> [Task brief] Retype every entry word for word. Omit the pictures.

> [Data to process]
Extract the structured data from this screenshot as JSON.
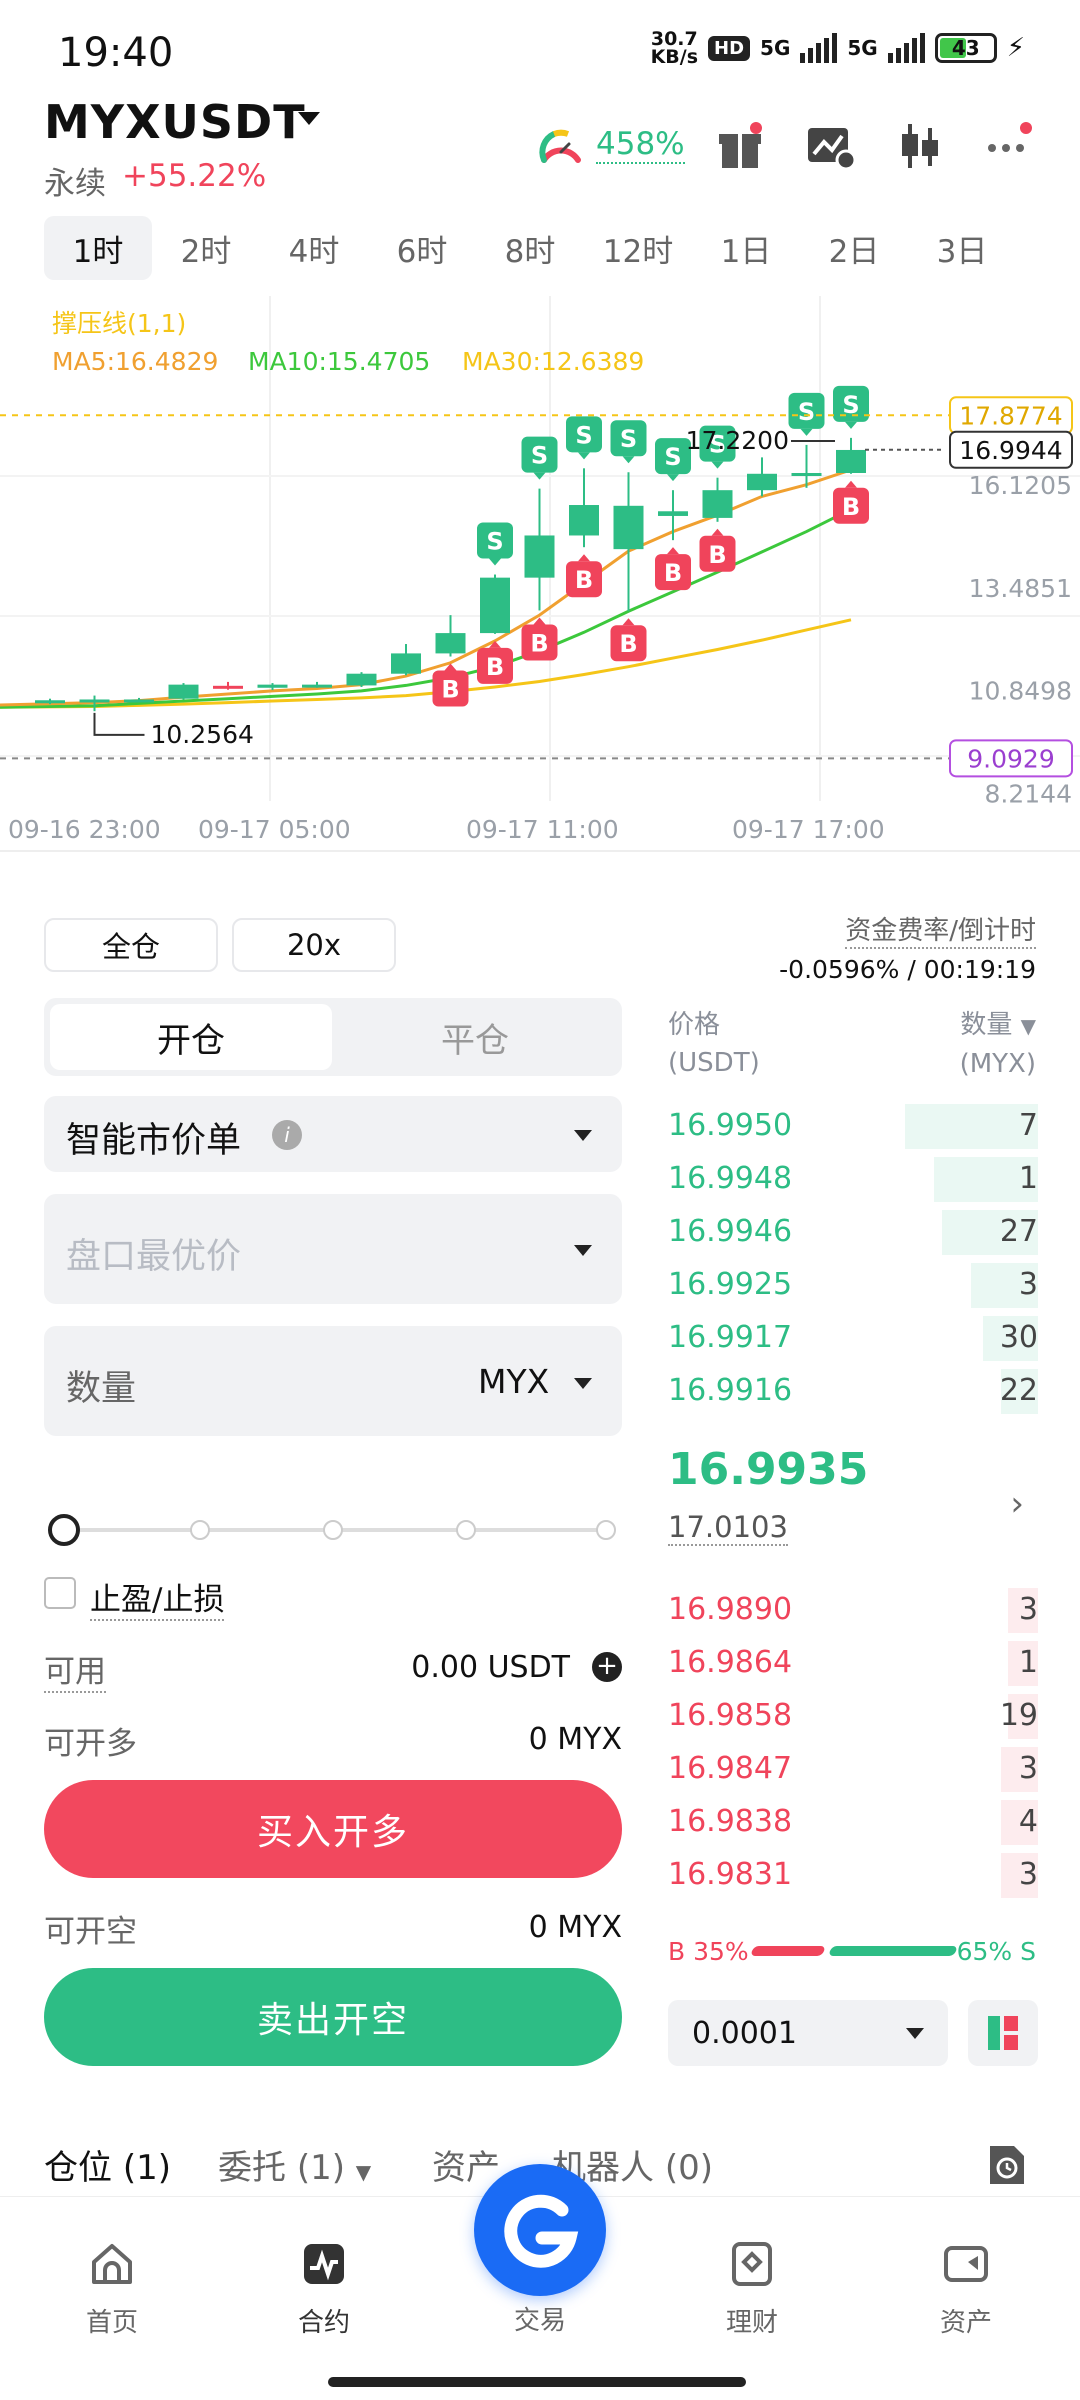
{
  "status_bar": {
    "time": "19:40",
    "net_speed_value": "30.7",
    "net_speed_unit": "KB/s",
    "hd": "HD",
    "sim1": "5G",
    "sim2": "5G",
    "battery": "43"
  },
  "header": {
    "pair": "MYXUSDT",
    "type": "永续",
    "change": "+55.22%",
    "gauge_pct": "458%"
  },
  "timeframes": {
    "items": [
      "1时",
      "2时",
      "4时",
      "6时",
      "8时",
      "12时",
      "1日",
      "2日",
      "3日"
    ],
    "active_index": 0
  },
  "chart_data": {
    "type": "candlestick",
    "indicator_title": "撑压线(1,1)",
    "ma_labels": [
      "MA5:16.4829",
      "MA10:15.4705",
      "MA30:12.6389"
    ],
    "ma_colors": [
      "#f0a030",
      "#3cc83c",
      "#f5c518"
    ],
    "y_ticks": [
      "16.1205",
      "13.4851",
      "10.8498",
      "8.2144"
    ],
    "x_ticks": [
      "09-16 23:00",
      "09-17 05:00",
      "09-17 11:00",
      "09-17 17:00"
    ],
    "resistance_label": "17.8774",
    "support_label": "9.0929",
    "current_price_label": "16.9944",
    "high_annotation": "17.2200",
    "low_annotation": "10.2564",
    "candles": [
      {
        "o": 10.55,
        "c": 10.58,
        "h": 10.62,
        "l": 10.48
      },
      {
        "o": 10.56,
        "c": 10.6,
        "h": 10.7,
        "l": 10.3
      },
      {
        "o": 10.58,
        "c": 10.6,
        "h": 10.64,
        "l": 10.54
      },
      {
        "o": 10.62,
        "c": 10.98,
        "h": 11.02,
        "l": 10.6
      },
      {
        "o": 10.95,
        "c": 10.9,
        "h": 11.05,
        "l": 10.85
      },
      {
        "o": 10.9,
        "c": 10.98,
        "h": 11.02,
        "l": 10.84
      },
      {
        "o": 10.96,
        "c": 10.98,
        "h": 11.05,
        "l": 10.9
      },
      {
        "o": 10.96,
        "c": 11.26,
        "h": 11.3,
        "l": 10.92
      },
      {
        "o": 11.26,
        "c": 11.78,
        "h": 12.02,
        "l": 11.22
      },
      {
        "o": 11.78,
        "c": 12.3,
        "h": 12.76,
        "l": 11.7
      },
      {
        "o": 12.3,
        "c": 13.72,
        "h": 13.8,
        "l": 12.28
      },
      {
        "o": 13.72,
        "c": 14.8,
        "h": 16.0,
        "l": 12.88
      },
      {
        "o": 14.8,
        "c": 15.58,
        "h": 16.52,
        "l": 14.5
      },
      {
        "o": 14.45,
        "c": 15.56,
        "h": 16.42,
        "l": 12.86
      },
      {
        "o": 15.3,
        "c": 15.42,
        "h": 15.96,
        "l": 14.68
      },
      {
        "o": 15.25,
        "c": 15.96,
        "h": 16.28,
        "l": 15.15
      },
      {
        "o": 15.96,
        "c": 16.38,
        "h": 16.8,
        "l": 15.8
      },
      {
        "o": 16.35,
        "c": 16.4,
        "h": 17.12,
        "l": 16.02
      },
      {
        "o": 16.4,
        "c": 16.99,
        "h": 17.3,
        "l": 16.38
      }
    ],
    "ma5": [
      10.46,
      10.52,
      10.57,
      10.66,
      10.74,
      10.82,
      10.88,
      10.98,
      11.2,
      11.54,
      12.1,
      12.76,
      13.58,
      14.4,
      14.9,
      15.32,
      15.8,
      16.1,
      16.48
    ],
    "ma10": [
      10.4,
      10.44,
      10.5,
      10.56,
      10.62,
      10.68,
      10.74,
      10.82,
      10.96,
      11.16,
      11.44,
      11.84,
      12.32,
      12.86,
      13.36,
      13.86,
      14.38,
      14.9,
      15.47
    ],
    "ma30": [
      10.4,
      10.42,
      10.45,
      10.48,
      10.52,
      10.56,
      10.6,
      10.64,
      10.7,
      10.8,
      10.92,
      11.06,
      11.24,
      11.44,
      11.66,
      11.88,
      12.12,
      12.38,
      12.64
    ],
    "buy_markers": [
      9,
      10,
      11,
      12,
      13,
      14,
      15,
      18
    ],
    "sell_markers": [
      10,
      11,
      12,
      13,
      14,
      15,
      17,
      18
    ],
    "ylim": [
      8.0,
      18.5
    ]
  },
  "order_form": {
    "margin_mode": "全仓",
    "leverage": "20x",
    "funding_label": "资金费率/倒计时",
    "funding_value": "-0.0596% / 00:19:19",
    "tab_open": "开仓",
    "tab_close": "平仓",
    "order_type": "智能市价单",
    "price_placeholder": "盘口最优价",
    "qty_label": "数量",
    "qty_unit": "MYX",
    "slider_pct": 0,
    "tpsl_label": "止盈/止损",
    "avail_label": "可用",
    "avail_value": "0.00 USDT",
    "can_long_label": "可开多",
    "can_long_value": "0 MYX",
    "buy_btn": "买入开多",
    "can_short_label": "可开空",
    "can_short_value": "0 MYX",
    "sell_btn": "卖出开空"
  },
  "order_book": {
    "price_head": "价格",
    "price_unit": "(USDT)",
    "qty_head": "数量",
    "qty_unit": "(MYX)",
    "asks": [
      {
        "p": "16.9950",
        "q": "7",
        "d": 0.36
      },
      {
        "p": "16.9948",
        "q": "1",
        "d": 0.28
      },
      {
        "p": "16.9946",
        "q": "27",
        "d": 0.26
      },
      {
        "p": "16.9925",
        "q": "3",
        "d": 0.18
      },
      {
        "p": "16.9917",
        "q": "30",
        "d": 0.15
      },
      {
        "p": "16.9916",
        "q": "22",
        "d": 0.1
      }
    ],
    "last_price": "16.9935",
    "mark_price": "17.0103",
    "bids": [
      {
        "p": "16.9890",
        "q": "3",
        "d": 0.08
      },
      {
        "p": "16.9864",
        "q": "1",
        "d": 0.08
      },
      {
        "p": "16.9858",
        "q": "19",
        "d": 0.08
      },
      {
        "p": "16.9847",
        "q": "3",
        "d": 0.1
      },
      {
        "p": "16.9838",
        "q": "4",
        "d": 0.1
      },
      {
        "p": "16.9831",
        "q": "3",
        "d": 0.1
      }
    ],
    "buy_ratio": "B 35%",
    "sell_ratio": "65% S",
    "precision": "0.0001"
  },
  "positions_tabs": {
    "positions": "仓位",
    "positions_count": "(1)",
    "orders": "委托",
    "orders_count": "(1)",
    "assets": "资产",
    "bots": "机器人",
    "bots_count": "(0)"
  },
  "nav": {
    "home": "首页",
    "contract": "合约",
    "trade": "交易",
    "finance": "理财",
    "assets": "资产"
  },
  "colors": {
    "up": "#2dbd85",
    "down": "#f0445b",
    "accent": "#1a6bf5"
  }
}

> [Solved exercise]
Extract the structured data from this screenshot as JSON.
{
  "status_bar": {
    "time": "19:40",
    "net_speed_value": "30.7",
    "net_speed_unit": "KB/s",
    "hd": "HD",
    "sim1": "5G",
    "sim2": "5G",
    "battery": "43"
  },
  "header": {
    "pair": "MYXUSDT",
    "type": "永续",
    "change": "+55.22%",
    "gauge_pct": "458%"
  },
  "timeframes": {
    "items": [
      "1时",
      "2时",
      "4时",
      "6时",
      "8时",
      "12时",
      "1日",
      "2日",
      "3日"
    ],
    "active_index": 0
  },
  "chart_data": {
    "type": "candlestick",
    "indicator_title": "撑压线(1,1)",
    "ma_labels": [
      "MA5:16.4829",
      "MA10:15.4705",
      "MA30:12.6389"
    ],
    "ma_colors": [
      "#f0a030",
      "#3cc83c",
      "#f5c518"
    ],
    "y_ticks": [
      "16.1205",
      "13.4851",
      "10.8498",
      "8.2144"
    ],
    "x_ticks": [
      "09-16 23:00",
      "09-17 05:00",
      "09-17 11:00",
      "09-17 17:00"
    ],
    "resistance_label": "17.8774",
    "support_label": "9.0929",
    "current_price_label": "16.9944",
    "high_annotation": "17.2200",
    "low_annotation": "10.2564",
    "candles": [
      {
        "o": 10.55,
        "c": 10.58,
        "h": 10.62,
        "l": 10.48
      },
      {
        "o": 10.56,
        "c": 10.6,
        "h": 10.7,
        "l": 10.3
      },
      {
        "o": 10.58,
        "c": 10.6,
        "h": 10.64,
        "l": 10.54
      },
      {
        "o": 10.62,
        "c": 10.98,
        "h": 11.02,
        "l": 10.6
      },
      {
        "o": 10.95,
        "c": 10.9,
        "h": 11.05,
        "l": 10.85
      },
      {
        "o": 10.9,
        "c": 10.98,
        "h": 11.02,
        "l": 10.84
      },
      {
        "o": 10.96,
        "c": 10.98,
        "h": 11.05,
        "l": 10.9
      },
      {
        "o": 10.96,
        "c": 11.26,
        "h": 11.3,
        "l": 10.92
      },
      {
        "o": 11.26,
        "c": 11.78,
        "h": 12.02,
        "l": 11.22
      },
      {
        "o": 11.78,
        "c": 12.3,
        "h": 12.76,
        "l": 11.7
      },
      {
        "o": 12.3,
        "c": 13.72,
        "h": 13.8,
        "l": 12.28
      },
      {
        "o": 13.72,
        "c": 14.8,
        "h": 16.0,
        "l": 12.88
      },
      {
        "o": 14.8,
        "c": 15.58,
        "h": 16.52,
        "l": 14.5
      },
      {
        "o": 14.45,
        "c": 15.56,
        "h": 16.42,
        "l": 12.86
      },
      {
        "o": 15.3,
        "c": 15.42,
        "h": 15.96,
        "l": 14.68
      },
      {
        "o": 15.25,
        "c": 15.96,
        "h": 16.28,
        "l": 15.15
      },
      {
        "o": 15.96,
        "c": 16.38,
        "h": 16.8,
        "l": 15.8
      },
      {
        "o": 16.35,
        "c": 16.4,
        "h": 17.12,
        "l": 16.02
      },
      {
        "o": 16.4,
        "c": 16.99,
        "h": 17.3,
        "l": 16.38
      }
    ],
    "ma5": [
      10.46,
      10.52,
      10.57,
      10.66,
      10.74,
      10.82,
      10.88,
      10.98,
      11.2,
      11.54,
      12.1,
      12.76,
      13.58,
      14.4,
      14.9,
      15.32,
      15.8,
      16.1,
      16.48
    ],
    "ma10": [
      10.4,
      10.44,
      10.5,
      10.56,
      10.62,
      10.68,
      10.74,
      10.82,
      10.96,
      11.16,
      11.44,
      11.84,
      12.32,
      12.86,
      13.36,
      13.86,
      14.38,
      14.9,
      15.47
    ],
    "ma30": [
      10.4,
      10.42,
      10.45,
      10.48,
      10.52,
      10.56,
      10.6,
      10.64,
      10.7,
      10.8,
      10.92,
      11.06,
      11.24,
      11.44,
      11.66,
      11.88,
      12.12,
      12.38,
      12.64
    ],
    "buy_markers": [
      9,
      10,
      11,
      12,
      13,
      14,
      15,
      18
    ],
    "sell_markers": [
      10,
      11,
      12,
      13,
      14,
      15,
      17,
      18
    ],
    "ylim": [
      8.0,
      18.5
    ]
  },
  "order_form": {
    "margin_mode": "全仓",
    "leverage": "20x",
    "funding_label": "资金费率/倒计时",
    "funding_value": "-0.0596% / 00:19:19",
    "tab_open": "开仓",
    "tab_close": "平仓",
    "order_type": "智能市价单",
    "price_placeholder": "盘口最优价",
    "qty_label": "数量",
    "qty_unit": "MYX",
    "slider_pct": 0,
    "tpsl_label": "止盈/止损",
    "avail_label": "可用",
    "avail_value": "0.00 USDT",
    "can_long_label": "可开多",
    "can_long_value": "0 MYX",
    "buy_btn": "买入开多",
    "can_short_label": "可开空",
    "can_short_value": "0 MYX",
    "sell_btn": "卖出开空"
  },
  "order_book": {
    "price_head": "价格",
    "price_unit": "(USDT)",
    "qty_head": "数量",
    "qty_unit": "(MYX)",
    "asks": [
      {
        "p": "16.9950",
        "q": "7",
        "d": 0.36
      },
      {
        "p": "16.9948",
        "q": "1",
        "d": 0.28
      },
      {
        "p": "16.9946",
        "q": "27",
        "d": 0.26
      },
      {
        "p": "16.9925",
        "q": "3",
        "d": 0.18
      },
      {
        "p": "16.9917",
        "q": "30",
        "d": 0.15
      },
      {
        "p": "16.9916",
        "q": "22",
        "d": 0.1
      }
    ],
    "last_price": "16.9935",
    "mark_price": "17.0103",
    "bids": [
      {
        "p": "16.9890",
        "q": "3",
        "d": 0.08
      },
      {
        "p": "16.9864",
        "q": "1",
        "d": 0.08
      },
      {
        "p": "16.9858",
        "q": "19",
        "d": 0.08
      },
      {
        "p": "16.9847",
        "q": "3",
        "d": 0.1
      },
      {
        "p": "16.9838",
        "q": "4",
        "d": 0.1
      },
      {
        "p": "16.9831",
        "q": "3",
        "d": 0.1
      }
    ],
    "buy_ratio": "B 35%",
    "sell_ratio": "65% S",
    "precision": "0.0001"
  },
  "positions_tabs": {
    "positions": "仓位",
    "positions_count": "(1)",
    "orders": "委托",
    "orders_count": "(1)",
    "assets": "资产",
    "bots": "机器人",
    "bots_count": "(0)"
  },
  "nav": {
    "home": "首页",
    "contract": "合约",
    "trade": "交易",
    "finance": "理财",
    "assets": "资产"
  },
  "colors": {
    "up": "#2dbd85",
    "down": "#f0445b",
    "accent": "#1a6bf5"
  }
}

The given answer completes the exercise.